Pfizer Delays Global Immunization

In the process of global vaccine distribution, Pfizer has proven itself to be more focused on its bottom line than on global health. In negotiations with South American countries, Pfizer demanded not to be held legally liable for acts of negligence, fraud or malice that it commits. They also demanded that property of that country, including military bases and embassy buildings, be put up as a guarantee against any future legal costs. This is directly related to patent protections for the COVID-19 vaccine, which puts the jab out of the price range of impoverished countries. Patent protections create legally protected monopolies, allowing vaccine distributors to charge effectively whatever they want. This has led to massive discrepancies in global vaccination rates and, by conservative estimates, has increased the cost of vaccinating the world’s population by a factor of five.

Forced sterilizations

The US Mexico border has a long history of using sterilizations going back decades. In fact, US facilities on the boarder have been cited by Nazi Germany as inspiration for their sterilization regimens. Patterns of discriminatory and coercive sterilations, targeting largely impoverished Hispanic immigrants, have been uncovered time and time again, spanning several decades. Border facilities have historically concealed these practices, meaning they only enter the public eye when whistleblowers alert the media. The newest leak from nurse Dawn Wooten, accuses Irwin County Detention Center in Georgia of involuntary hysterectomies. In one case, a detained woman said she asked three different employees about what her upcoming medical procedure was, and got a different answer each time. When she woke up from her procedure, she was informed that uterus had been removed. Involuntary sterilizations, including the ones at these camps, are considered a form of genocide by international law. In all likelihood, the bulk of this genocide is not known to the public, as these camps have historically concealed and lied about actions like these.

Polarization in Latin America

Major political shifts in Latin America came about in 2021 elections across several countries. This created a shift in power defined by polarization and rejection of incumbent politicians. In Bolivia, the left wing Movement for Socialism party took power through the election of Luis Arce. This comes just a few years after the coup of President Evo Morales, also of the Movement for Socialism, who was replaced by the fascist, Christian nationalist, Jeanine Áñez.

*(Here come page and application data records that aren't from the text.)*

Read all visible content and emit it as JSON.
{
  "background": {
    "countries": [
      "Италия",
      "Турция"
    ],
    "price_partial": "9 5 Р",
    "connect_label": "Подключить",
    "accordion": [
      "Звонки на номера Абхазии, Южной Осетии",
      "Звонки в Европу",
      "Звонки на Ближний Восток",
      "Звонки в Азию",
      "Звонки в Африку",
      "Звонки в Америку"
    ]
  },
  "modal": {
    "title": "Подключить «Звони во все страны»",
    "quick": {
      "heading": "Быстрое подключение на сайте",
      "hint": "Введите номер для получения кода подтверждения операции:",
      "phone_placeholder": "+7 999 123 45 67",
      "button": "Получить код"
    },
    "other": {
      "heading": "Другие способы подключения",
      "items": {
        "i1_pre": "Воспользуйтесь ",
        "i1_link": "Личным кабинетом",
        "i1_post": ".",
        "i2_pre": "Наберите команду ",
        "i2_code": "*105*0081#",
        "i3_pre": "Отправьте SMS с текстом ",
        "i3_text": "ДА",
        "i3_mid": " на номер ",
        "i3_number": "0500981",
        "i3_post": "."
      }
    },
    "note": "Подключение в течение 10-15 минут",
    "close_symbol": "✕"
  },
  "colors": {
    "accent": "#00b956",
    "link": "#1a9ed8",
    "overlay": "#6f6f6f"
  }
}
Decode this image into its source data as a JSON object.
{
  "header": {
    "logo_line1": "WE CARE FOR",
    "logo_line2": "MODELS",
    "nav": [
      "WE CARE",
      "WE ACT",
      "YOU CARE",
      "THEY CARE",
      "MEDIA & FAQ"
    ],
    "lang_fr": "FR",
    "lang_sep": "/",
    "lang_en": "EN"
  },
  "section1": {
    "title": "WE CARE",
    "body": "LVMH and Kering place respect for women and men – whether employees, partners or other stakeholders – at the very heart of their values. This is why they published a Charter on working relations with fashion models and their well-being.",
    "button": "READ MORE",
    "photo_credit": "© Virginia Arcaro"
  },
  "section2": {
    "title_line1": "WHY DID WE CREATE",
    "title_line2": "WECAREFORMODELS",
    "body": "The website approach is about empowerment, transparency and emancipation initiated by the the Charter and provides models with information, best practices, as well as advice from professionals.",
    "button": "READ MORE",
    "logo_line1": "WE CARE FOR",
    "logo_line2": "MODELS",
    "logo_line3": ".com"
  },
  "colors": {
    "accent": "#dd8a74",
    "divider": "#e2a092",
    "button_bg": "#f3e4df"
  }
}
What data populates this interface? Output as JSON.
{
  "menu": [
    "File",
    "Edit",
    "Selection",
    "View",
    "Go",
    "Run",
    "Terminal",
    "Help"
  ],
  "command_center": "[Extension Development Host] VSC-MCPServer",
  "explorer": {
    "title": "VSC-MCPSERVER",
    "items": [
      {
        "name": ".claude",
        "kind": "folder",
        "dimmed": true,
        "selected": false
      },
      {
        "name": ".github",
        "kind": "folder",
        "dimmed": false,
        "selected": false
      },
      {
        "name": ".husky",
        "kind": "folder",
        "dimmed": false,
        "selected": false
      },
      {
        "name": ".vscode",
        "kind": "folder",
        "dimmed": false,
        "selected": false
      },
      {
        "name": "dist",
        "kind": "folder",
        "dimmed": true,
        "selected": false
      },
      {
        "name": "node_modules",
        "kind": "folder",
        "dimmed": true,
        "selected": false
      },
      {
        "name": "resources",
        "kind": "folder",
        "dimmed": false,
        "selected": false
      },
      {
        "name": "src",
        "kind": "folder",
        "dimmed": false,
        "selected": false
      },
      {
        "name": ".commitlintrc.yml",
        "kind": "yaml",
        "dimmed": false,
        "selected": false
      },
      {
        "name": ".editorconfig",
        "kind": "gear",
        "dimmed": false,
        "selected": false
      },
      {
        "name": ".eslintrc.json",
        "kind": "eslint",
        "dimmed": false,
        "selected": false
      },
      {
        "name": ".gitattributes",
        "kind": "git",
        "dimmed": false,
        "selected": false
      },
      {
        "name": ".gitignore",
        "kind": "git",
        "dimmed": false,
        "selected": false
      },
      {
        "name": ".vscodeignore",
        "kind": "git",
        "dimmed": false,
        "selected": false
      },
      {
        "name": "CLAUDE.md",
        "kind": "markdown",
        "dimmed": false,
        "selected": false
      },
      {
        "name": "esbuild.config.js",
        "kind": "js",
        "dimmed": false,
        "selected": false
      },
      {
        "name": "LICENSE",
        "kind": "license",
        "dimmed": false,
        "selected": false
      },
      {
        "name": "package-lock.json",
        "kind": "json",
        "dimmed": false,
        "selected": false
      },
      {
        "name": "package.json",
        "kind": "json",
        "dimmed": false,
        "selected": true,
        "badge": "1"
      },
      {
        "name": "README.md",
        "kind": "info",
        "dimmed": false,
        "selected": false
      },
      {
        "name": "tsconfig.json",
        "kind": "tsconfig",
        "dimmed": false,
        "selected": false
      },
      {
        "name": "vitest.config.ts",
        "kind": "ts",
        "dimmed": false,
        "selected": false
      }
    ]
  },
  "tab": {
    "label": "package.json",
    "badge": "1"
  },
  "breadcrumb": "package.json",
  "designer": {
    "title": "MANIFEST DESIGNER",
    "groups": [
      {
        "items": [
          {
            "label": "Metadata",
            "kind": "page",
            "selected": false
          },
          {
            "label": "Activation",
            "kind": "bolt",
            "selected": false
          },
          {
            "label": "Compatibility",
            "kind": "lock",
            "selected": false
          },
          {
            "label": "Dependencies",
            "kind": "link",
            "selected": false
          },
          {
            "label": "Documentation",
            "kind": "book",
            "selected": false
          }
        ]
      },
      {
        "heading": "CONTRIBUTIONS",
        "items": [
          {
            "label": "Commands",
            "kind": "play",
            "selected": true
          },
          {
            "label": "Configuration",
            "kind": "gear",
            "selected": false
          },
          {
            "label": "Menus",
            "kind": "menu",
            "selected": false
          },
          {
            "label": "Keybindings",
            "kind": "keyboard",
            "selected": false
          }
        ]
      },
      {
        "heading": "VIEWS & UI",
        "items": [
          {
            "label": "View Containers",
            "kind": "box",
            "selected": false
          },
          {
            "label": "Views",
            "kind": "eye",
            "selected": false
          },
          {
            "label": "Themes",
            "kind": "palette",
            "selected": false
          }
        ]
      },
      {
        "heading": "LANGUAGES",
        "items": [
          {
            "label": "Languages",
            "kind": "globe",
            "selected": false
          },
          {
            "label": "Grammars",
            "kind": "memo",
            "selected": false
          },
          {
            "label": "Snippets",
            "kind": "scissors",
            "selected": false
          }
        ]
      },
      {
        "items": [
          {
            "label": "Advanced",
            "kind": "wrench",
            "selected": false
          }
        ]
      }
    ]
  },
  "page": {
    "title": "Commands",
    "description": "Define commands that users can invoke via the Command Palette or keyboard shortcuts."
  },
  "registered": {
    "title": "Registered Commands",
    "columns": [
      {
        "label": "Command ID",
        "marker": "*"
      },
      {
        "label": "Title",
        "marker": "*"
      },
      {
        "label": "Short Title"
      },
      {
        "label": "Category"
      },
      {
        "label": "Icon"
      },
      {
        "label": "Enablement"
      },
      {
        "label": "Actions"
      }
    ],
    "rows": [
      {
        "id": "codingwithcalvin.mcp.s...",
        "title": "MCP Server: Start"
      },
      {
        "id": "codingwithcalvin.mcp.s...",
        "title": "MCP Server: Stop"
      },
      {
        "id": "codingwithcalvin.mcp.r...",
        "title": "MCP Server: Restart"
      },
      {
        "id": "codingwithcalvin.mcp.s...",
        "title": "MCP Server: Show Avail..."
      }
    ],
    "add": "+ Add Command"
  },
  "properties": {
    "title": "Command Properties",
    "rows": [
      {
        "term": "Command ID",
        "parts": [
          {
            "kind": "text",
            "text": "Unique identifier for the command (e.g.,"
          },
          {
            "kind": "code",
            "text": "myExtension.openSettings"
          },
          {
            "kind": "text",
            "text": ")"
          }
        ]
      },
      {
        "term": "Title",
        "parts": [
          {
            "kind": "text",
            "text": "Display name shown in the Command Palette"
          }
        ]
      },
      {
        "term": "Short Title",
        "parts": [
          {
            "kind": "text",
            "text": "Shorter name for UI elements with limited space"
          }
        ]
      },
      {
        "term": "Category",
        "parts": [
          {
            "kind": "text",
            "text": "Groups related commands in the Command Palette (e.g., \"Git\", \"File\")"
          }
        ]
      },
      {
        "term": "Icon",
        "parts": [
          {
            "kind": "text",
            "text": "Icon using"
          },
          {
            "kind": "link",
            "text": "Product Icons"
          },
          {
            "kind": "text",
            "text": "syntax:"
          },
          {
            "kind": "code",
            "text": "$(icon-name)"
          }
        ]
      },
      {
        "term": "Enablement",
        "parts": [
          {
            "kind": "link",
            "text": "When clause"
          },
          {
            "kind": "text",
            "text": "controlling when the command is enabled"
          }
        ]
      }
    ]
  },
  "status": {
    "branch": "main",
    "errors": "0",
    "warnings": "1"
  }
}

These election results show that the popular will in Bolivia is still on the side of the Movement for socialism. Left wing parties also took power in Peru and Chile. Ecuador, on the other hand, radicalized to the right instead of the left. The new President, Guillermo Lasso, won about 52 percent of the vote, taking the Presidency in the process. Lasso is a center right businessman and politician, the first right wing candidate to win the presidency in nearly two decades. These elections are showing a paradigm shift in Latin America, not defined by an embrace of any particular ideology, but rather a rejection of the status quo, and a polarization to either side. Which ideology eventually wins out is yet to be determined, but it’s clear that major ideological battles will be taking place in Latin America for years to come.